A Haverhill High teacher linked to an investigation by the School Department and state into sexual misconduct has resigned.
Superintendent Margaret Marotta said Zachary Simmons submitted a letter of resignation Oct. 2. A job posting for his position of history and social studies teacher went online last week, with applications being accepted immediately.
When reached by a reporter by phone early Friday night, Simmons said he had no comment.
As news of Simmons' resignation is made public, Marotta said the investigation "concerning allegations about the culture at Haverhill High made by young women" is continuing and will extend several years prior to the administrations of both her and current Haverhill High Principal Glenn Burns. Marotta also said the investigation is examining the conduct of school personnel other than Simmons and is looking into Haverhill High's social culture in terms of interaction between staff and students.
The state Department of Children and Families has investigated the matter, but is releasing no details about the probe.

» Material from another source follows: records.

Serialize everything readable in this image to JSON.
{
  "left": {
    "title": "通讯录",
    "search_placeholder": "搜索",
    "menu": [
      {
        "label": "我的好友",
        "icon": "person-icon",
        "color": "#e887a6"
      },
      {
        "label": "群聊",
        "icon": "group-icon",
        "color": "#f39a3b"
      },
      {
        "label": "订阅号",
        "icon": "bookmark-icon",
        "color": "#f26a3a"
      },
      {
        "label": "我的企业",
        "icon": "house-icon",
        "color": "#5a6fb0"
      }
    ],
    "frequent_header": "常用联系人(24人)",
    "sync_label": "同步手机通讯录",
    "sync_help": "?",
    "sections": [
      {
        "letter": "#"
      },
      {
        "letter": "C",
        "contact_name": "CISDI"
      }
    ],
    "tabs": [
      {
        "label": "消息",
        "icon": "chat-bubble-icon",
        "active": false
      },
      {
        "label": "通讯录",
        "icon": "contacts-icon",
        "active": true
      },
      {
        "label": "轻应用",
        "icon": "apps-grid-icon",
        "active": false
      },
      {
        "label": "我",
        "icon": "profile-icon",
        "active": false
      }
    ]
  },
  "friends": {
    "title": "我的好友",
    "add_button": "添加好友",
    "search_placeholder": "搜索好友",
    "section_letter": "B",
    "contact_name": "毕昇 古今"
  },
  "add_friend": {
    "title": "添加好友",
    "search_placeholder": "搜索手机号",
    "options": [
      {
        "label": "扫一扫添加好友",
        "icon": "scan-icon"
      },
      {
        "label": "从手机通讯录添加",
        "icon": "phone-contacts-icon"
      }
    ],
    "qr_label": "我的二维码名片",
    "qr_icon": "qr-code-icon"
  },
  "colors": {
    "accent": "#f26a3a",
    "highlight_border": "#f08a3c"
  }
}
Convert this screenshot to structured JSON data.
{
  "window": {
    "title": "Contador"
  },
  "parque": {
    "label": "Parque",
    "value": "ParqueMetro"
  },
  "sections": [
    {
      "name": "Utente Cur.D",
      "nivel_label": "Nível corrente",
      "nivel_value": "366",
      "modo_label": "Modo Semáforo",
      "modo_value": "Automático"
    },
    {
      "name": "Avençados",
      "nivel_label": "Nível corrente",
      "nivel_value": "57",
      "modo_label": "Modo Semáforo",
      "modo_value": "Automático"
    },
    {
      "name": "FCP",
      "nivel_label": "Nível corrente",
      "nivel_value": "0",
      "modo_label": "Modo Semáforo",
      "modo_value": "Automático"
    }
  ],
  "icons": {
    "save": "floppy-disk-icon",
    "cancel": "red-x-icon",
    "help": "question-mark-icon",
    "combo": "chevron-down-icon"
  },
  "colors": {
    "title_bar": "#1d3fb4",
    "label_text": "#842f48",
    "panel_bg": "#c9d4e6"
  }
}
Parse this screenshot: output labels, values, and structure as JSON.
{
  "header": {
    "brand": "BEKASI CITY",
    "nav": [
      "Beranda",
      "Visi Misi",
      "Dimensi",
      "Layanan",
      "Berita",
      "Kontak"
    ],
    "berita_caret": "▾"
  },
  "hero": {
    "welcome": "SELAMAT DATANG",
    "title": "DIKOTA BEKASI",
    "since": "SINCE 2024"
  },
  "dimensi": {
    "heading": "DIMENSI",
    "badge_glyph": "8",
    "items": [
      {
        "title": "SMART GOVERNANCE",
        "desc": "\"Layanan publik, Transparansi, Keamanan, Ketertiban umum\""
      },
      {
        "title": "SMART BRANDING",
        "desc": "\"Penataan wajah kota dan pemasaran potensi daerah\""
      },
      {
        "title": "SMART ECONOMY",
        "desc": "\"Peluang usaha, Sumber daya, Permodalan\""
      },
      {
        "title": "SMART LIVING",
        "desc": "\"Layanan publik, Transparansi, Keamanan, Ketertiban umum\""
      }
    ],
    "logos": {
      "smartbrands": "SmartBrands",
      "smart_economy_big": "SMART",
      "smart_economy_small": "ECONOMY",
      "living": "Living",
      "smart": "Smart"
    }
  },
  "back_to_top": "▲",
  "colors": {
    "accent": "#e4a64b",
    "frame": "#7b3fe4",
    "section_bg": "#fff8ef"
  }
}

A popular teacher and club advisor, Simmons worked at Haverhill High for 11 years, Marotta said. He served as advisor for the Model United Nations Club and other student activities, including the Mr. HHS pageant. As the Model United Nations advisor, Simmons traveled with students to New York City, where they competed in mock debates with students from across the region and country.
Simmons has also worked in the Masconomet Regional School District.
On Aug. 31, Simmons was placed on paid administrative leave from his Haverhill High job. At the time, Burns would not identify Simmons by name or give a reason for the leave, saying only that it involved a teacher and that Haverhill High has "zero tolerance for sexual misconduct.''
Three days later, a spokesperson for the state Department of Children and Families said the agency received a report about the Haverhill High situation and had begun an investigation. The agency spokesperson said this week that DCF investigated and has made a recommendation to the Essex District Attorney's office.
A spokeswoman for District Attorney Jonathan Blodgett said no criminal charges are currently pending against Simmons.
Current and former students of Haverhill High have used social media to say they experienced uncomfortable interactions with Simmons in the past.
As the social media outcry grew louder, a group of city residents calling themselves Time's Up Haverhill demanded Simmons be fired. A petition was circulated online and garnered nearly 400 signatures. The group went public at the Sept. 3 School Committee meeting with a request for the school administration to release Simmons' personnel file and take action to increase transparency involving incidents of misconduct and abuse at Haverhill High.
The district has hired the law firm of Stoneman, Chandler and Miller to assist with an investigation into "allegations posted on Facebook and social media,'' Marotta said.
"Every allegation of any sexual misconduct or misbehavior of any type by our employees is taken very seriously," Mayor James Fiorentini, who is chairman of the School Committee, said when the Time's Up Haverhill group made its demands. "The investigation will be a full, fair and impartial investigation.
"We should also take a look at our policies and our training to see if either needs to be updated or improved,'' Fiorentini said. "If people have allegations or claims, they should contact the School Department. Everyone, including our teachers, are entitled to fairness and due process. No one should ever be disciplined and certainly not terminated based on information on social media or a petition. There is a process set forth by law. If we violate that process, the city may be subject to liability. We must follow the process."
Marotta said the investigation being conducted by the School Department will extend back several years and review all personnel at the high school.
"We are looking into what occurred prior to my administration as well," said Marotta, who has been Haverhill superintendent since 2018. "In the two years I've been here, there have not been any uninvestigated concerns or complaints of sexual misconduct or sexual communications between staff and students. We need a safe environment for our students, and any kind of sexual misconduct cannot be tolerated."